And for the most part if I’m producing a streaming view, for instance, it’s the same thing—I just need to yield each result as I get it; I don’t need to be somehow intrinsically tied to the framework.

But still, the http-client package has streaming wrappers for all three of the mentioned libraries—which suggests that it’s easily compatible—it’s got baked-in support for connection pooling, and good support for incremental input (which is a lot of what we need at this low level).

So that is the basis upon which I’m going to build what I”m currently thinking I will call couchdb-simple.

Initiating a new project

I’ve been working on a personal project in my spare time for…an awfully long time now. Although a huge part of what it does is necessarily server-based, I want the UI of the project to be offline-mobile-first—that is, in addition to mobile first, it must be able to run offline seamlessly, etc.

I don’t have the time or the energy or expertise to seriously consider building my own infrastructure for doing such things, so I’ve elected to go with CouchDB+PouchDB as my data storage solution. I will admit to a tiny bit of concern about PouchDB—not so much whether it’s good, but whether it’s capable of handling the data storage needs I envision.
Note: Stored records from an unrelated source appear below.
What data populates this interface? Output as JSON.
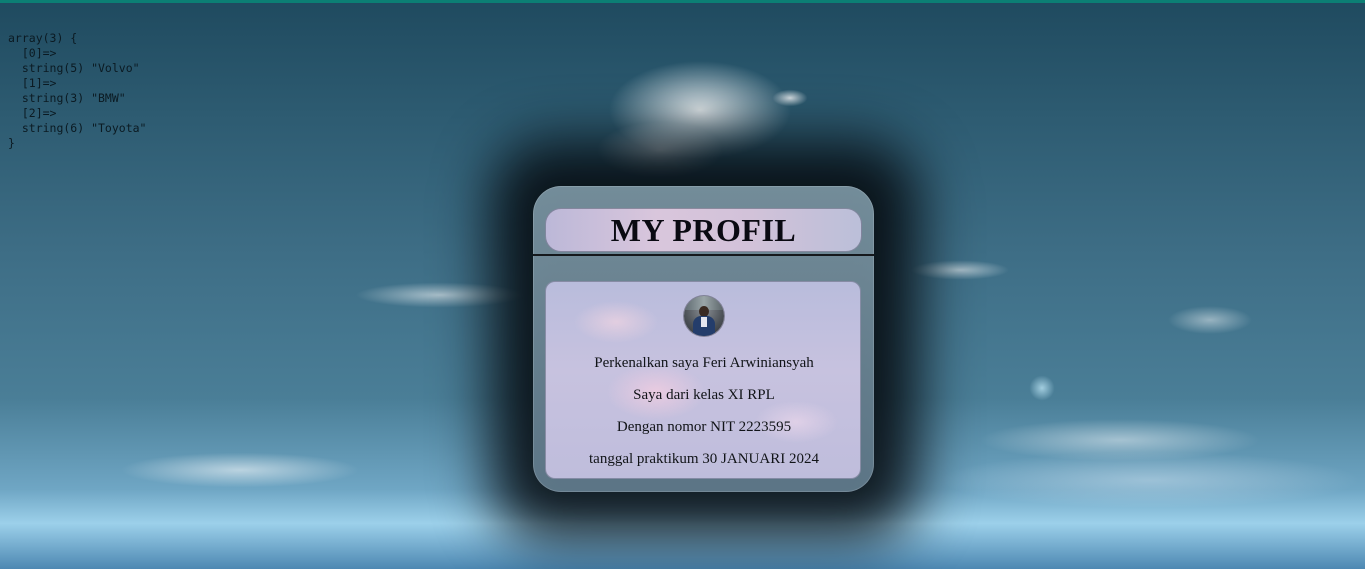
{
  "debug_output": "array(3) {\n  [0]=>\n  string(5) \"Volvo\"\n  [1]=>\n  string(3) \"BMW\"\n  [2]=>\n  string(6) \"Toyota\"\n}",
  "profile": {
    "title": "MY PROFIL",
    "avatar_alt": "profile photo",
    "lines": [
      "Perkenalkan saya Feri Arwiniansyah",
      "Saya dari kelas XI RPL",
      "Dengan nomor NIT 2223595",
      "tanggal praktikum 30 JANUARI 2024"
    ]
  },
  "colors": {
    "top_bar": "#0c7f74",
    "title_text": "#0a0a12",
    "body_text": "#111418"
  }
}
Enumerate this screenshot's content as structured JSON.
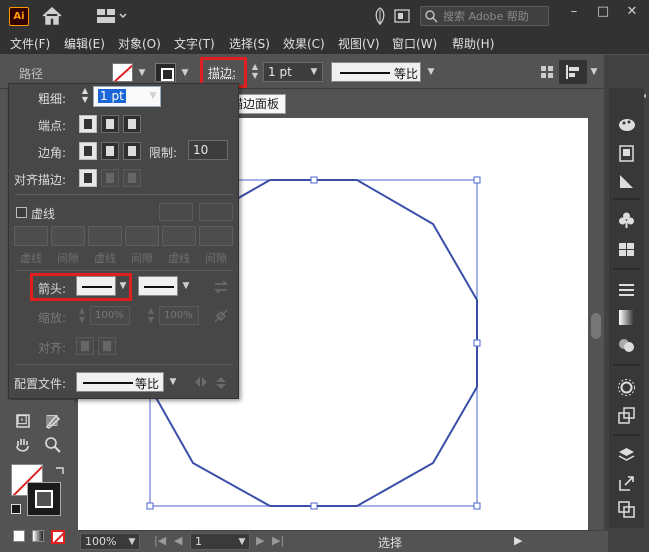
{
  "app": {
    "logo_text": "Ai"
  },
  "titlebar": {
    "search_placeholder": "搜索 Adobe 帮助",
    "minimize": "–",
    "maximize": "□",
    "close": "✕"
  },
  "menubar": {
    "items": [
      "文件(F)",
      "编辑(E)",
      "对象(O)",
      "文字(T)",
      "选择(S)",
      "效果(C)",
      "视图(V)",
      "窗口(W)",
      "帮助(H)"
    ]
  },
  "controlbar": {
    "selection_label": "路径",
    "stroke_link": "描边",
    "stroke_link_colon": ":",
    "stroke_weight": "1 pt",
    "profile_label": "等比"
  },
  "tooltip": {
    "text": "描边面板"
  },
  "stroke_panel": {
    "weight_label": "粗细",
    "weight_value": "1 pt",
    "cap_label": "端点",
    "corner_label": "边角",
    "limit_label": "限制",
    "limit_value": "10",
    "align_label": "对齐描边",
    "dashed_label": "虚线",
    "dash_labels": [
      "虚线",
      "间隙",
      "虚线",
      "间隙",
      "虚线",
      "间隙"
    ],
    "arrow_label": "箭头",
    "scale_label": "缩放",
    "scale_start": "100%",
    "scale_end": "100%",
    "align_arrow_label": "对齐",
    "profile_label": "配置文件",
    "profile_value": "等比"
  },
  "statusbar": {
    "zoom": "100%",
    "page": "1",
    "status_text": "选择"
  },
  "colors": {
    "accent_red": "#e02020",
    "path_blue": "#3a4fa8"
  },
  "icons": [
    "home-icon",
    "layout-icon",
    "search-icon",
    "hand-icon",
    "zoom-icon",
    "pen-icon",
    "swap-icon",
    "paintbrush-icon",
    "club-icon"
  ]
}
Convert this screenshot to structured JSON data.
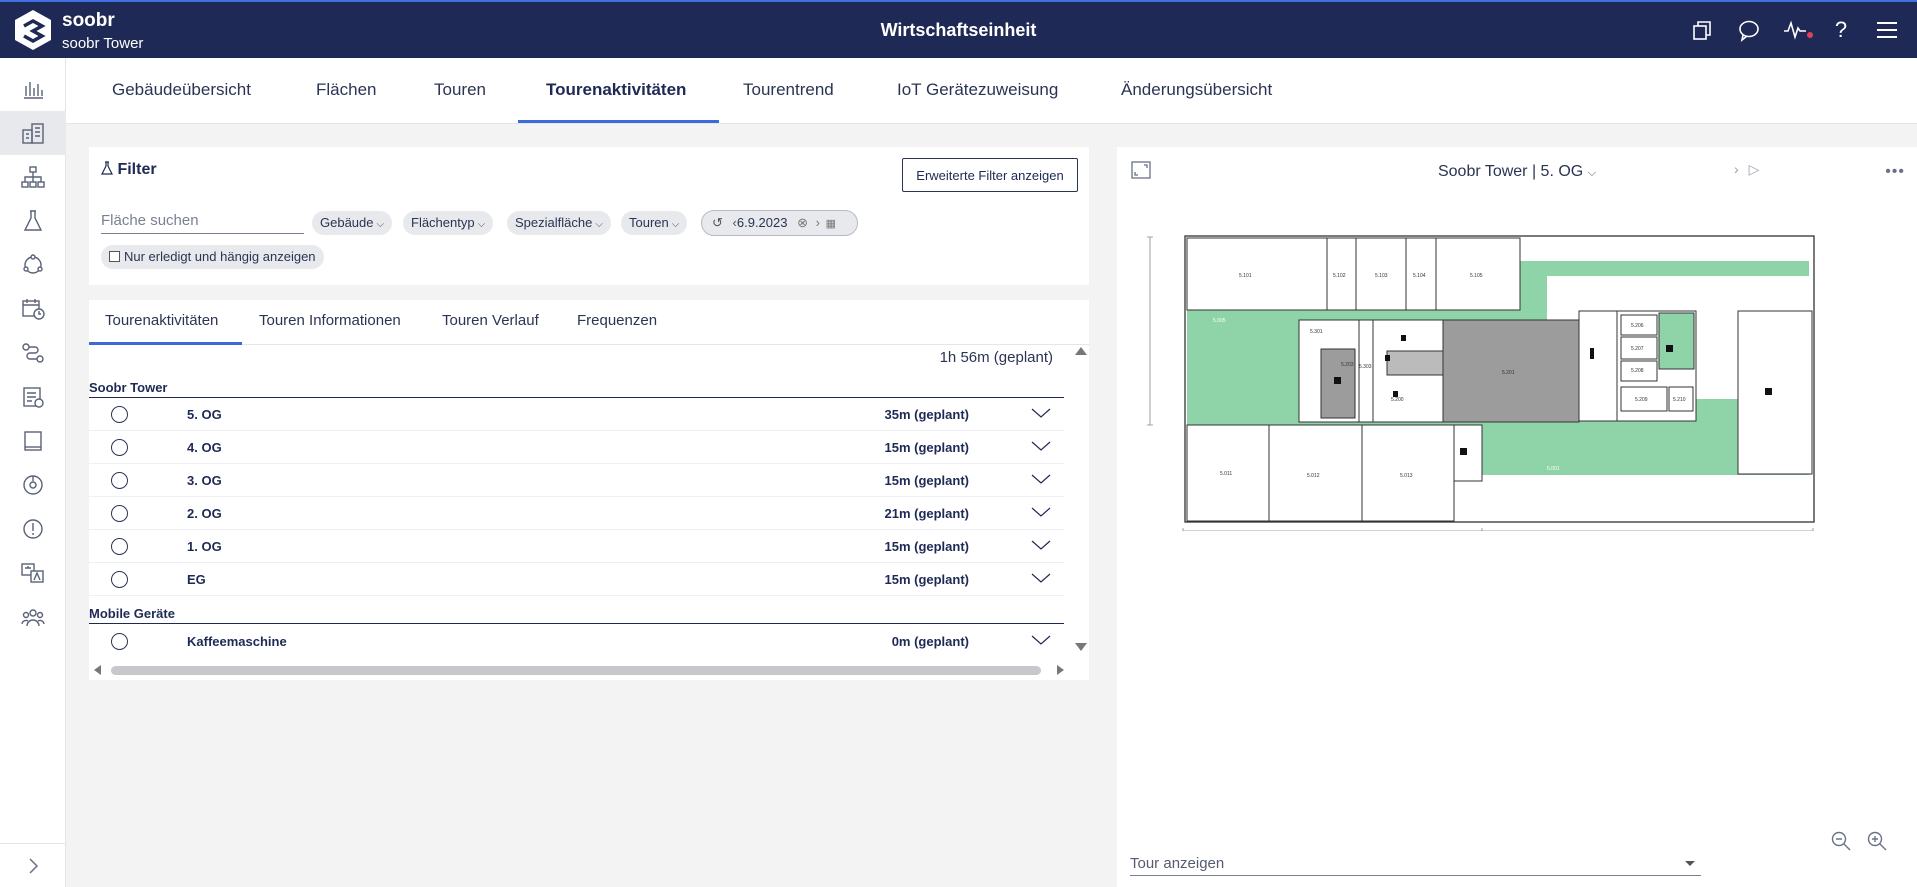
{
  "app": {
    "brand_name": "soobr",
    "brand_sub": "soobr Tower",
    "page_title": "Wirtschaftseinheit"
  },
  "top_icons": [
    "copy-icon",
    "chat-icon",
    "activity-icon",
    "help-icon",
    "menu-icon"
  ],
  "rail_icons": [
    "bar-chart-icon",
    "building-icon",
    "hierarchy-icon",
    "flask-icon",
    "cycle-icon",
    "calendar-clock-icon",
    "routing-icon",
    "checklist-icon",
    "tablet-icon",
    "target-icon",
    "alert-icon",
    "translate-icon",
    "team-icon"
  ],
  "tabs": [
    {
      "label": "Gebäudeübersicht"
    },
    {
      "label": "Flächen"
    },
    {
      "label": "Touren"
    },
    {
      "label": "Tourenaktivitäten"
    },
    {
      "label": "Tourentrend"
    },
    {
      "label": "IoT Gerätezuweisung"
    },
    {
      "label": "Änderungsübersicht"
    }
  ],
  "active_tab": "Tourenaktivitäten",
  "filter": {
    "title": "Filter",
    "advanced_button": "Erweiterte Filter anzeigen",
    "search_placeholder": "Fläche suchen",
    "chips": [
      "Gebäude",
      "Flächentyp",
      "Spezialfläche",
      "Touren"
    ],
    "date": "6.9.2023",
    "checkbox_label": "Nur erledigt und hängig anzeigen"
  },
  "inner_tabs": [
    {
      "label": "Tourenaktivitäten"
    },
    {
      "label": "Touren Informationen"
    },
    {
      "label": "Touren Verlauf"
    },
    {
      "label": "Frequenzen"
    }
  ],
  "summary": "1h 56m (geplant)",
  "groups": [
    {
      "name": "Soobr Tower",
      "rows": [
        {
          "name": "5. OG",
          "time": "35m (geplant)"
        },
        {
          "name": "4. OG",
          "time": "15m (geplant)"
        },
        {
          "name": "3. OG",
          "time": "15m (geplant)"
        },
        {
          "name": "2. OG",
          "time": "21m (geplant)"
        },
        {
          "name": "1. OG",
          "time": "15m (geplant)"
        },
        {
          "name": "EG",
          "time": "15m (geplant)"
        }
      ]
    },
    {
      "name": "Mobile Geräte",
      "rows": [
        {
          "name": "Kaffeemaschine",
          "time": "0m (geplant)"
        }
      ]
    }
  ],
  "map": {
    "title": "Soobr Tower | 5. OG",
    "tour_select_placeholder": "Tour anzeigen",
    "room_labels": [
      "5.101",
      "5.102",
      "5.103",
      "5.104",
      "5.105",
      "5.201",
      "5.203",
      "5.206",
      "5.207",
      "5.208",
      "5.209",
      "5.210",
      "5.011",
      "5.012",
      "5.013",
      "5.301",
      "5.303",
      "5.200",
      "5.005",
      "5.001"
    ]
  },
  "colors": {
    "topbar": "#1e2a55",
    "accent": "#3a6bd9",
    "map_green": "#8fd3a8",
    "map_gray": "#9c9c9c"
  }
}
Still, even if it’s not, it provides a starting point, and there are other options (TouchDB, or Couchbase-Lite or whatever it’s called right now) that I can consider.

On the server side—in the stuff I am definitely doing in Haskell, as opposed to the client-side where I would like to be able to use Haskell, but might compromise if necessary—I want, first and foremost, a well-maintained database library.

Unfortunately, of the five libraries to interface with CouchDB, four haven’t been updated in at least two years, and even the one that has is a major version behind on one of its primary dependencies. So none of these, IMHO, represent a well-maintained option.

I have, to this point, been using couchdb-conduit (with a bunch of patches I’ve maintained to keep it compatible with current libs), but I’ve recently run across an issue whose workaround is annoying enough—trying to handle exceptions when calling a routine from within a segment of a conduit—that I think I’m just going to write my own.

So, my first potentially-public Haskell library. It’s actually a little intimidating.

My first step, I think, is to identify what I want

  • easy access to the CouchDB API

    It’s actually pretty important to me that this mirror the official API—it allows me to refer to it as documentation, it gives me (and others) a good guide to relatively completeness, it makes tracking any changes easier, etc. It gives me a built in structure.

  • good type guarantees for correctness

    Especially when some of these calls end up feeling like log strings of parameters, I want to make sure the compiler will tell me when I leave one out.

  • to process streaming outputs in a streaming fashion

    Most access to individual records and what-not doesn’t require actual streaming—really, just incremental processing of what is ultimately going to be one result.

    But when you want to handle a bunch of records coming out of a view, or you want to hook into the _changes feed? Streaming must be available.

  • choice in streaming library

    At this point, I am more acquainted with Conduit, no question, but I would like to make sure not to exclude users of the Pipes library from being able to provide their own streaming option on top of this.

  • implicit parameters (host, port, database) most of the time

    Most of the time, I just want to stuff all the connection stuff into a Reader instance and never have to mention it again…

  • explicit parameters when I need it

    …except sometimes, when I really need to do something odd in the middle of a bunch of other stuff..

  • well maintaned

    Even if I have to do it myself.

So, that’s what I want to achieve. I think it is all achievable, but I’m going to start small and try and build up to it. The great thing is that I already have a body of code that’s currently using couchdb-conduit that I can use as a development testbed.